- Opening Delimiter -
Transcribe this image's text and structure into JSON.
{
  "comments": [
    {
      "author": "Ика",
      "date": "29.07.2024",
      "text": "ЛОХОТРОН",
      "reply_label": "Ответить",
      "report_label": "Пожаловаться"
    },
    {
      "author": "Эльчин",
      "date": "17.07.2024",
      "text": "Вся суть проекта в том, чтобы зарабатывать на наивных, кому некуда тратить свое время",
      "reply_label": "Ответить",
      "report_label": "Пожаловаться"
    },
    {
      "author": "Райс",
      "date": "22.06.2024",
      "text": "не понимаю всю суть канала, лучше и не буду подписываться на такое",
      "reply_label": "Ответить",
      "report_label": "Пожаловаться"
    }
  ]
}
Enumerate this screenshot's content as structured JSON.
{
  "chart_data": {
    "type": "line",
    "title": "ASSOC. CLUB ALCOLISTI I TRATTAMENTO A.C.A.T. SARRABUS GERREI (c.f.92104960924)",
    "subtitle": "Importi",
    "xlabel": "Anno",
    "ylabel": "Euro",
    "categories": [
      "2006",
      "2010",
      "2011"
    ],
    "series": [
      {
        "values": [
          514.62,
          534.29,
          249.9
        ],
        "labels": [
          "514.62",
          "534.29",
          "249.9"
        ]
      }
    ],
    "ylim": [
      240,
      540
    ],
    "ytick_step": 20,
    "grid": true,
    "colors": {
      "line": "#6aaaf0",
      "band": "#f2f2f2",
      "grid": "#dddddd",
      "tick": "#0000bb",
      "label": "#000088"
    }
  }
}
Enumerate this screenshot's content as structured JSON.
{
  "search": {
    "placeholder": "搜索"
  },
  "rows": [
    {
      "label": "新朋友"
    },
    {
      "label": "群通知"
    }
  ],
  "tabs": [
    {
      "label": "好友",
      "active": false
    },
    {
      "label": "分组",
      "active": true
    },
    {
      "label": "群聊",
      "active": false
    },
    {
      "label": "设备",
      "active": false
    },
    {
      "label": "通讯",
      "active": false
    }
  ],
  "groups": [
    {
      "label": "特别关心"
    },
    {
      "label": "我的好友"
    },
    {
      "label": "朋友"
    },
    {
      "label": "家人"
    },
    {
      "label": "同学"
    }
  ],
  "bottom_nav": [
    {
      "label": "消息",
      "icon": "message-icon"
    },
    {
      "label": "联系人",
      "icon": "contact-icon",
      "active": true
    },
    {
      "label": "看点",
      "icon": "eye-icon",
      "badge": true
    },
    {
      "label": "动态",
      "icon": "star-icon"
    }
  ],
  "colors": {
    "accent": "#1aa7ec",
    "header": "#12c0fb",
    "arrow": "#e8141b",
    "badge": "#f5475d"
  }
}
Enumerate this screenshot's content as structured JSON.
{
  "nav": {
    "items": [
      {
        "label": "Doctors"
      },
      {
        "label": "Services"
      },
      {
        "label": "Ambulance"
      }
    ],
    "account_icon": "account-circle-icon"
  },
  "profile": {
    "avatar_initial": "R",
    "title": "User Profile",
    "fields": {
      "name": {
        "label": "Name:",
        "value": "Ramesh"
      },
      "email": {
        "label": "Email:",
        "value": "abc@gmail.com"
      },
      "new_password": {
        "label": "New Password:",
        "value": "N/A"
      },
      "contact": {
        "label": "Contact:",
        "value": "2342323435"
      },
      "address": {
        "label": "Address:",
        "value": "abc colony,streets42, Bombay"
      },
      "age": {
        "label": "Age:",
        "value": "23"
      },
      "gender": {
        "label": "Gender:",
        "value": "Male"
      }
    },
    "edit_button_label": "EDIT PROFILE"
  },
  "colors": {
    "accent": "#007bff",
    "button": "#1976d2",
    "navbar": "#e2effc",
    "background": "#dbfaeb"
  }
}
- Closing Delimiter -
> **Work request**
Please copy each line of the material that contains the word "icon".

> **Output of the exercise**
      "icon": "message-icon"
      "icon": "contact-icon",
      "icon": "eye-icon",
      "icon": "star-icon"
    "account_icon": "account-circle-icon"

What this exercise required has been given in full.